Every article and every commercial email nowadays says something about ‘these challenging times’ or ‘these uncertain times’. And of course, we know an oracle for that: Yi is made for challenging, uncertain, bewildering times when none of our normal responses or resources is helping.
Talking with Yi lately, and seeing other people’s readings in the I Ching Community, I’m reminded that while this may be our first pandemic, it isn’t Yi’s. I actually find it obscurely comforting that Yi has such a store of clear, apt language to describe our experience now.
There’s been plenty of Hexagram 51, unsurprisingly, lots of Hexagram 59 to describe what’s happening to everyone’s plans, some Hexagram 5 for advice (‘the noble one eats, drinks and relaxes with music’!)… and then there’s Hexagram 20 on hand washing (though 20.2 – ‘peeping through the crack in the door’ – was maybe a bit too apt for comfort), 29.4 about the need to isolate, 55.6 about people’s reluctance to go ‘back to normal’ after lockdown, and so on.
Still, despite all this, I’ve been finding it strangely hard to know what to ask. On the one hand, what I felt I wanted to know couldn’t be clearer: when will this end? But there are a couple of problems with that…
In the first place, the traditional Yijing isn’t one for giving dates: normally, you might ask how things would develop within a named timeframe, or – the option I prefer – how you’ll recognise the time for x to happen. (Here’s a reading along those lines about when this’ll be over – nicely demonstrating the problem, I think.)
And secondly, I normally prefer to ask with the intention that my reading will change something. Unless I’m just playing, this feels to me like the way I express basic respect for the oracle: if I seek an answer from you, that’s because I’m willing and ready to change my actions, approach or mindset in response. And obviously, when this ends is not something I can change.

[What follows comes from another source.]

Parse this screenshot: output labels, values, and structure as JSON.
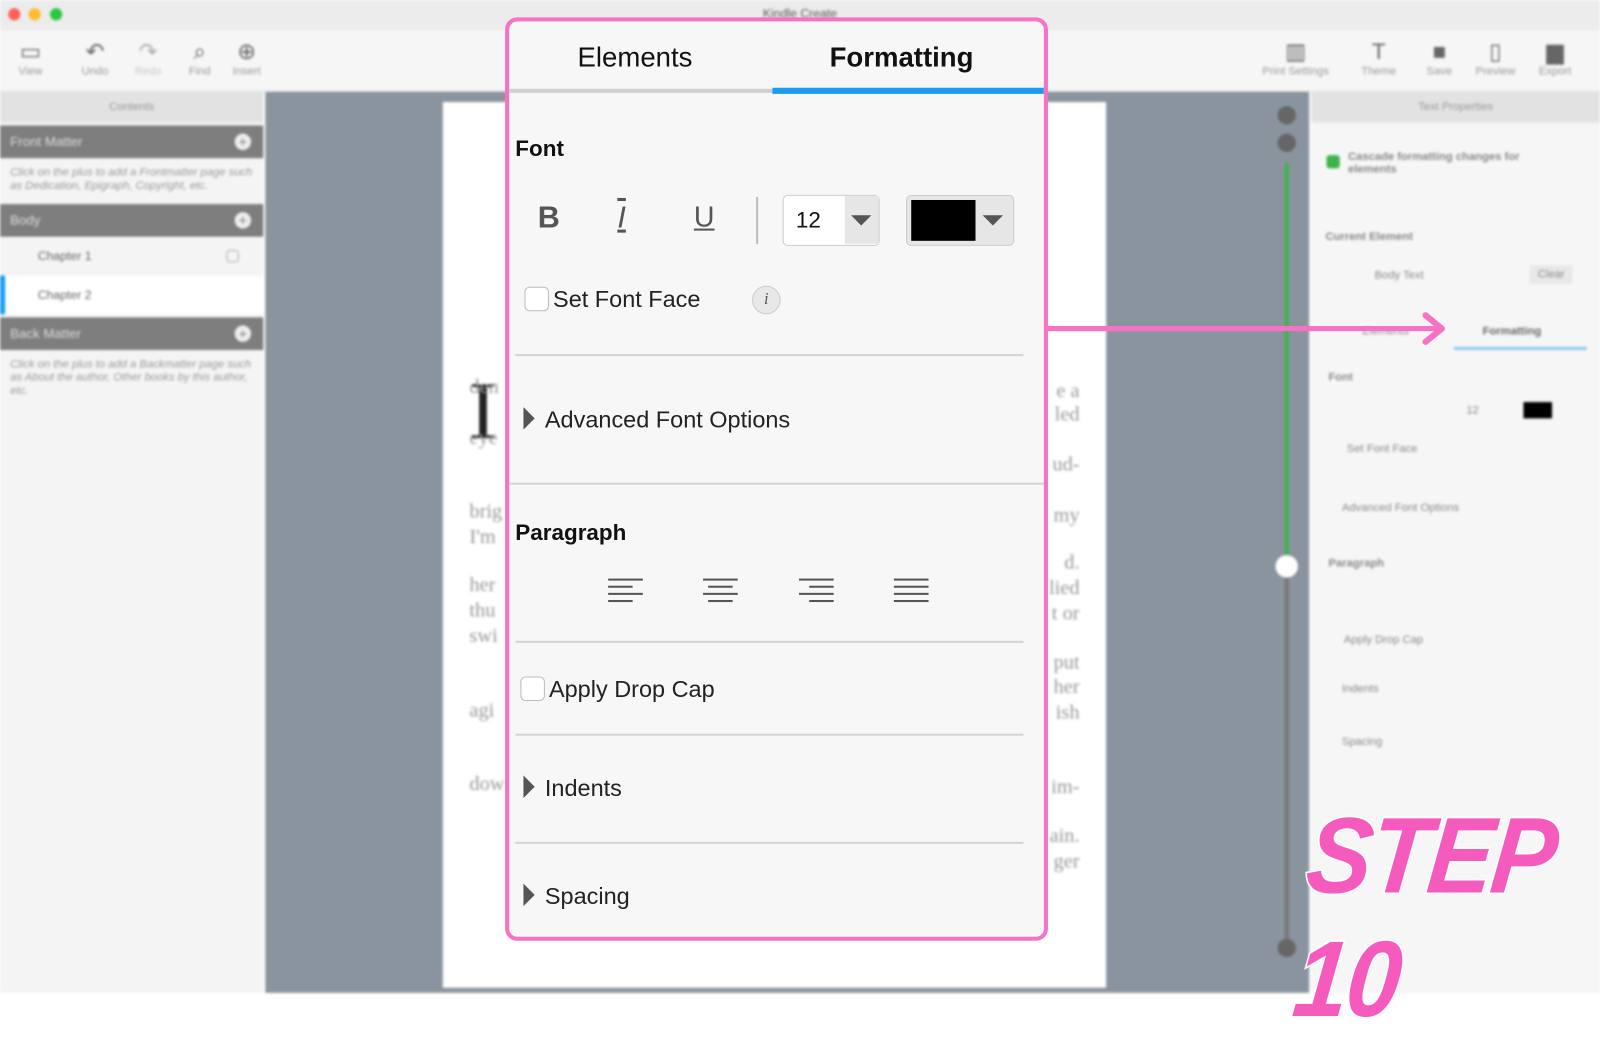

So… I needed to do some digging to find a true question, and I’d recommend this to anyone who’s grappling with the same awkward desire for Yi to make the uncertainty go away. (Not how it works…) What helped me was dogged persistence filling in the blank in, ‘I need to know this so I can…’.
I found it was always ‘I need to know so I’ll have a better way to approach or think about x’ (things like food supply, or online relationships). Once I’d realised, ‘Ah – once I get clear about that, I’ll be able to calm down,’ I knew what to ask – and, yes, the readings made a difference.
Let me make an attempt to sum that up in a usable sort of format…
As the Dazhuan says, ‘Those who composed Yi knew suffering and sorrow.’ The oracle was made for times like these; it will help. And giving some thought to what we ask will make its help stronger and more readily available.
- Ask yourself first, what difference do I want this reading to make?
- Before you ask, try filling in the blank in, ‘I need to know this so I can…’.
- Or turn that around, and look for the places where you could breathe more freely if only you knew how to approach them, or just had some idea of what you were doing!
- See if this shows you a much simpler, more direct question you can ask. (Like ‘How can I manage my energy?’ or ‘How can I help reduce tension inside these four walls?’)